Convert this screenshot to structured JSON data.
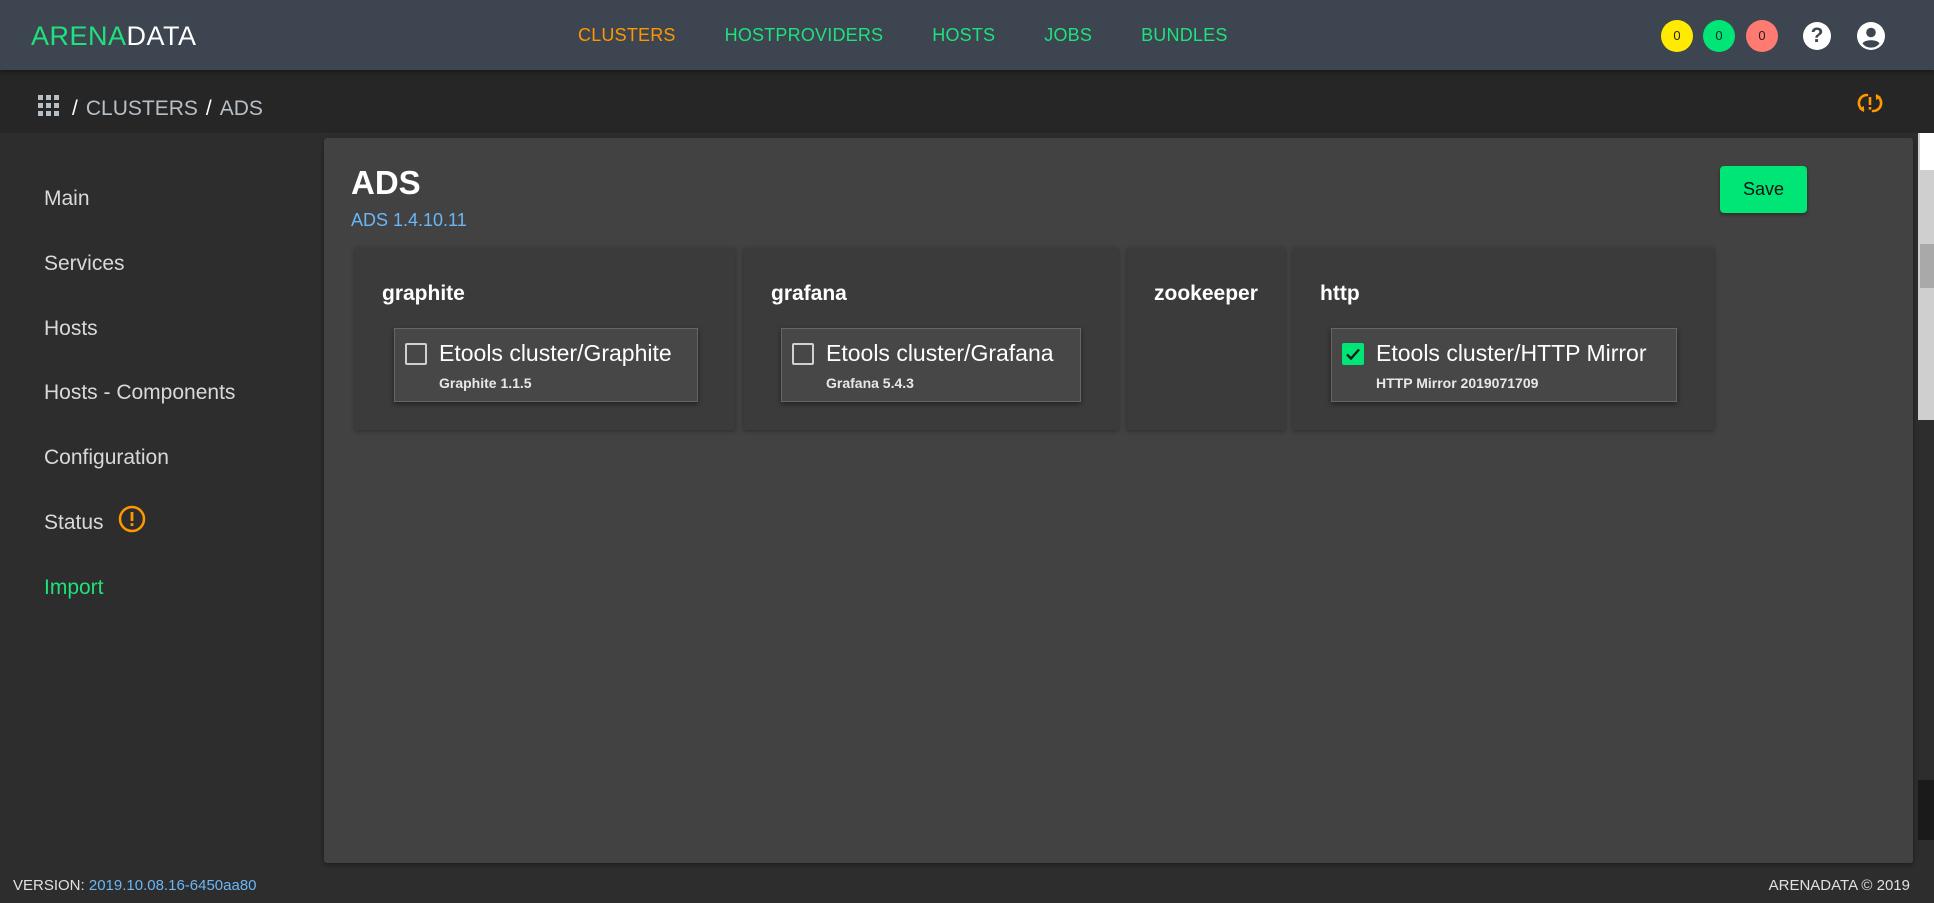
{
  "header": {
    "logo_part1": "ARENA",
    "logo_part2": "DATA",
    "nav": [
      "CLUSTERS",
      "HOSTPROVIDERS",
      "HOSTS",
      "JOBS",
      "BUNDLES"
    ],
    "active_nav": "CLUSTERS",
    "badges": [
      {
        "value": "0",
        "color": "#ffeb00"
      },
      {
        "value": "0",
        "color": "#00e676"
      },
      {
        "value": "0",
        "color": "#ff7a70"
      }
    ],
    "help_glyph": "?"
  },
  "breadcrumb": {
    "separator": "/",
    "items": [
      "CLUSTERS",
      "ADS"
    ]
  },
  "sidebar": {
    "items": [
      "Main",
      "Services",
      "Hosts",
      "Hosts - Components",
      "Configuration",
      "Status",
      "Import"
    ],
    "active": "Import"
  },
  "cluster": {
    "title": "ADS",
    "version": "ADS 1.4.10.11",
    "save_label": "Save"
  },
  "imports": [
    {
      "title": "graphite",
      "service": "Etools cluster/Graphite",
      "version": "Graphite 1.1.5",
      "checked": false
    },
    {
      "title": "grafana",
      "service": "Etools cluster/Grafana",
      "version": "Grafana 5.4.3",
      "checked": false
    },
    {
      "title": "zookeeper"
    },
    {
      "title": "http",
      "service": "Etools cluster/HTTP Mirror",
      "version": "HTTP Mirror 2019071709",
      "checked": true
    }
  ],
  "footer": {
    "version_label": "VERSION:",
    "version_value": "2019.10.08.16-6450aa80",
    "copyright": "ARENADATA © 2019"
  },
  "colors": {
    "accent": "#1ee27c",
    "active_nav": "#ff9800",
    "link": "#6bb6f5"
  }
}
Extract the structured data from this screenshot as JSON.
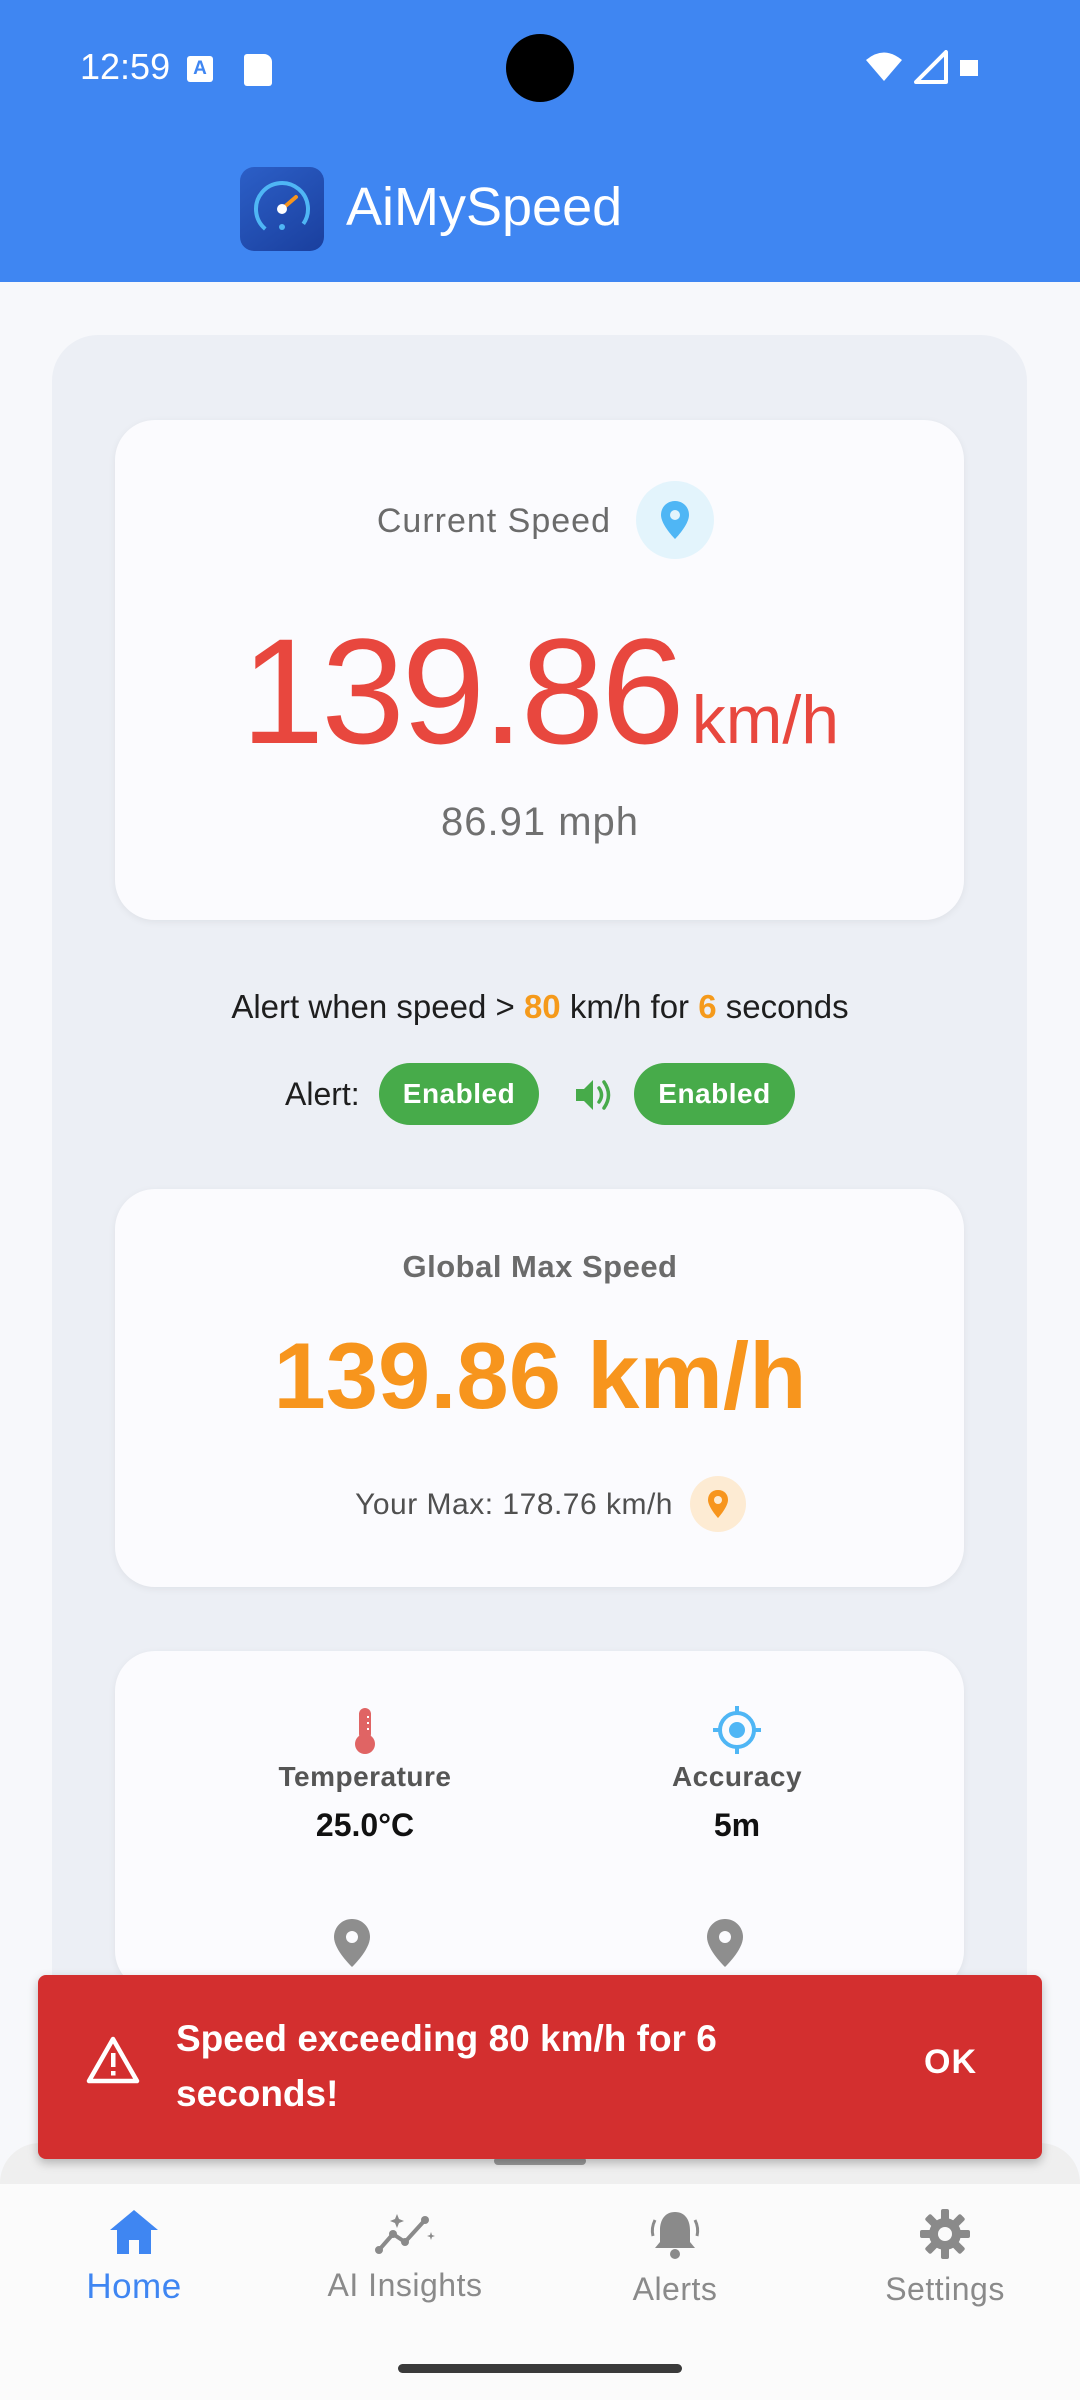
{
  "status_bar": {
    "time": "12:59",
    "notification_icons": [
      "a-icon",
      "sd-card-icon"
    ],
    "system_icons": [
      "wifi-icon",
      "signal-icon",
      "battery-icon"
    ]
  },
  "app_bar": {
    "title": "AiMySpeed",
    "logo": "speedometer-logo"
  },
  "current_speed": {
    "title": "Current Speed",
    "value": "139.86",
    "unit": "km/h",
    "mph": "86.91 mph"
  },
  "alert_settings": {
    "prefix": "Alert when speed > ",
    "threshold": "80",
    "middle": " km/h for ",
    "duration": "6",
    "suffix": " seconds",
    "alert_label": "Alert:",
    "alert_status": "Enabled",
    "sound_status": "Enabled"
  },
  "global_max": {
    "title": "Global Max Speed",
    "value": "139.86 km/h",
    "your_max": "Your Max: 178.76 km/h"
  },
  "info": {
    "temperature_label": "Temperature",
    "temperature_value": "25.0°C",
    "accuracy_label": "Accuracy",
    "accuracy_value": "5m"
  },
  "snackbar": {
    "message": "Speed exceeding 80 km/h for 6 seconds!",
    "action": "OK"
  },
  "nav": [
    {
      "label": "Home",
      "icon": "home-icon",
      "active": true
    },
    {
      "label": "AI Insights",
      "icon": "insights-icon",
      "active": false
    },
    {
      "label": "Alerts",
      "icon": "bell-icon",
      "active": false
    },
    {
      "label": "Settings",
      "icon": "gear-icon",
      "active": false
    }
  ],
  "colors": {
    "primary": "#3f86f2",
    "speed_red": "#e8473e",
    "max_orange": "#f7951d",
    "enabled_green": "#47ab4a",
    "snackbar_red": "#d32f2f"
  }
}
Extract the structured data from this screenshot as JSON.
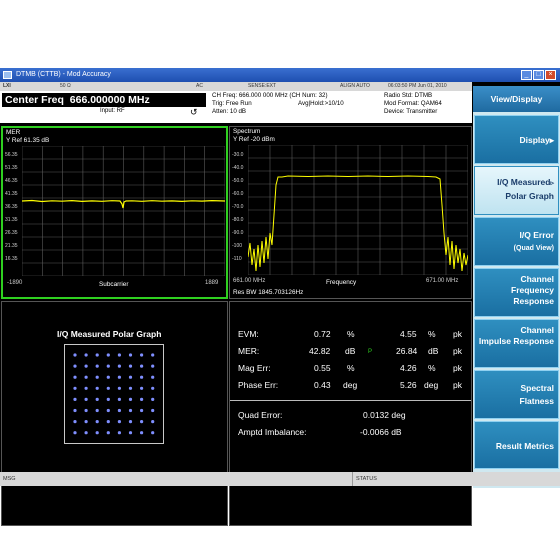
{
  "window": {
    "title": "DTMB (CTTB) - Mod Accuracy",
    "controls": [
      "_",
      "□",
      "×"
    ]
  },
  "status_strip": {
    "lxi": "LXI",
    "impedance": "50 Ω",
    "coupling": "AC",
    "sense": "SENSE:EXT",
    "align": "ALIGN AUTO",
    "datetime": "06:03:50 PM Jun 01, 2010"
  },
  "header": {
    "center_freq_label": "Center Freq",
    "center_freq_value": "666.000000 MHz",
    "input": "Input: RF",
    "ch_freq": "CH Freq: 666.000 000 MHz (CH Num: 32)",
    "trig": "Trig: Free Run",
    "avg_hold": "Avg|Hold:>10/10",
    "atten": "Atten: 10 dB",
    "radio_std": "Radio Std: DTMB",
    "mod_format": "Mod Format: QAM64",
    "device": "Device: Transmitter"
  },
  "mer_pane": {
    "title": "MER",
    "yref": "Y Ref  61.35 dB",
    "yticks": [
      "56.35",
      "51.35",
      "46.35",
      "41.35",
      "36.35",
      "31.35",
      "26.35",
      "21.35",
      "16.35"
    ],
    "x_left": "-1890",
    "x_label": "Subcarrier",
    "x_right": "1889"
  },
  "spectrum_pane": {
    "title": "Spectrum",
    "yref": "Y Ref  -20 dBm",
    "yticks": [
      "-30.0",
      "-40.0",
      "-50.0",
      "-60.0",
      "-70.0",
      "-80.0",
      "-90.0",
      "-100",
      "-110"
    ],
    "x_left": "661.00 MHz",
    "x_label": "Frequency",
    "x_right": "671.00 MHz",
    "res_bw": "Res BW 1845.703126Hz"
  },
  "polar_pane": {
    "title": "I/Q Measured Polar Graph"
  },
  "metrics": {
    "rows": [
      {
        "label": "EVM:",
        "v1": "0.72",
        "u1": "%",
        "flag": "",
        "v2": "4.55",
        "u2": "%",
        "suffix": "pk"
      },
      {
        "label": "MER:",
        "v1": "42.82",
        "u1": "dB",
        "flag": "P",
        "v2": "26.84",
        "u2": "dB",
        "suffix": "pk"
      },
      {
        "label": "Mag Err:",
        "v1": "0.55",
        "u1": "%",
        "flag": "",
        "v2": "4.26",
        "u2": "%",
        "suffix": "pk"
      },
      {
        "label": "Phase Err:",
        "v1": "0.43",
        "u1": "deg",
        "flag": "",
        "v2": "5.26",
        "u2": "deg",
        "suffix": "pk"
      }
    ],
    "quad_error_label": "Quad Error:",
    "quad_error_value": "0.0132 deg",
    "amptd_label": "Amptd Imbalance:",
    "amptd_value": "-0.0066 dB"
  },
  "softkeys": {
    "menu_title": "View/Display",
    "items": [
      {
        "line1": "Display",
        "line2": "",
        "arrow": "▸"
      },
      {
        "line1": "I/Q Measured",
        "line2": "Polar Graph",
        "arrow": "▹"
      },
      {
        "line1": "I/Q Error",
        "line2": "(Quad View)",
        "arrow": ""
      },
      {
        "line1": "Channel",
        "line2": "Frequency Response",
        "arrow": ""
      },
      {
        "line1": "Channel",
        "line2": "Impulse Response",
        "arrow": ""
      },
      {
        "line1": "Spectral",
        "line2": "Flatness",
        "arrow": ""
      },
      {
        "line1": "Result Metrics",
        "line2": "",
        "arrow": ""
      }
    ]
  },
  "bottom_bar": {
    "msg": "MSG",
    "status": "STATUS"
  },
  "colors": {
    "trace": "#ffff00",
    "active_border": "#2fd020",
    "softkey": "#1a6fa2",
    "constellation": "#7f8fff"
  }
}
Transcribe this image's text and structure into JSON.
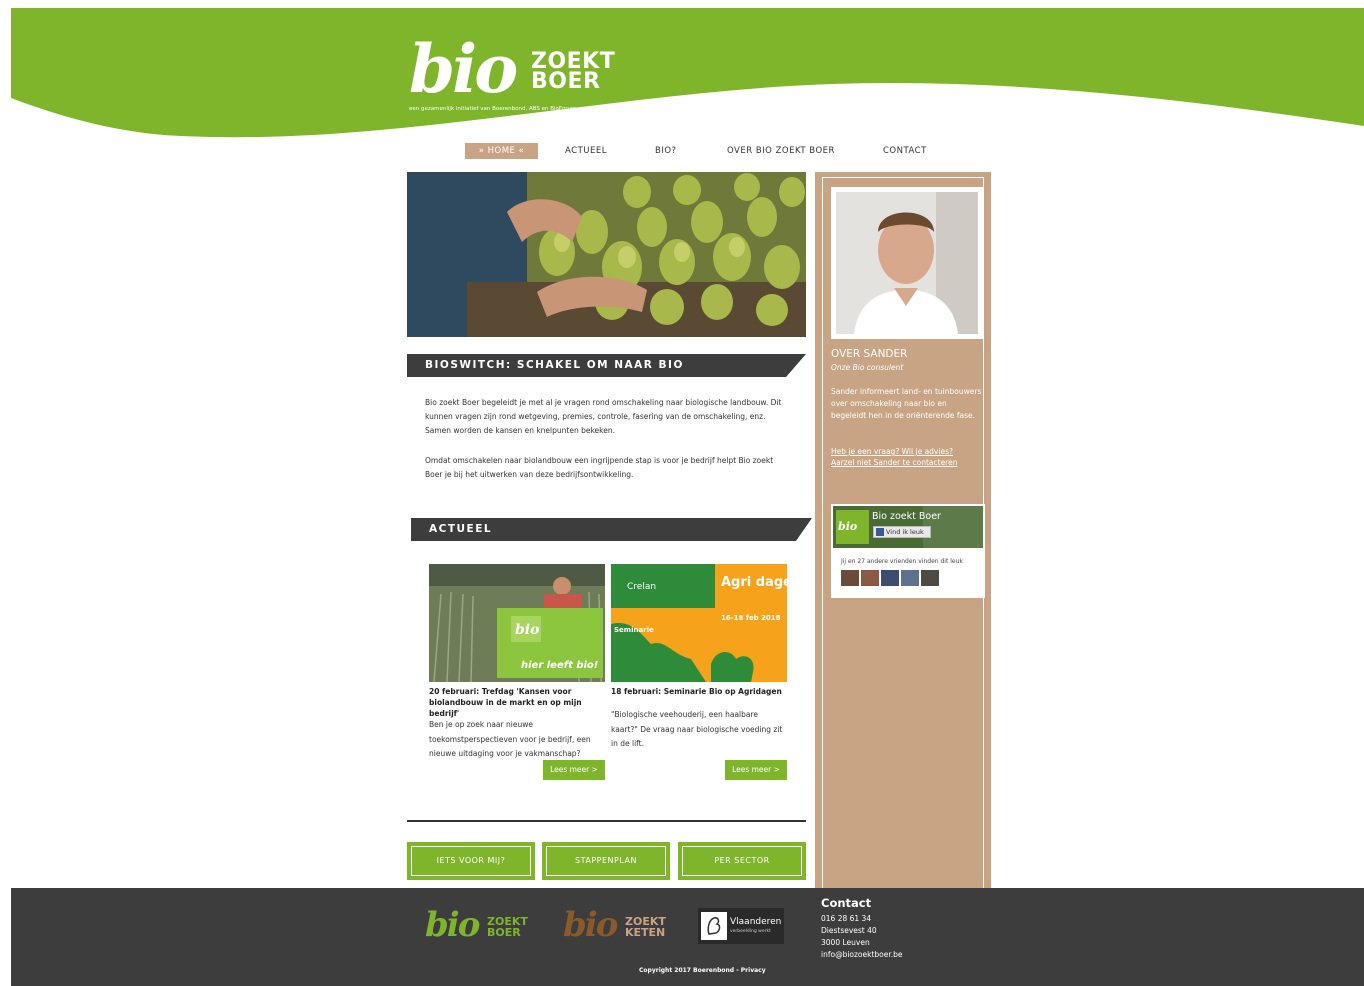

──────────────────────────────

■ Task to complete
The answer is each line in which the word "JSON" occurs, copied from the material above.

■ Exercise output
Convert this screenshot to structured JSON data.
Extract the structured data from this screenshot as JSON.
Extract the structured data from this screenshot as JSON.
Transcribe this image's text and structure into JSON.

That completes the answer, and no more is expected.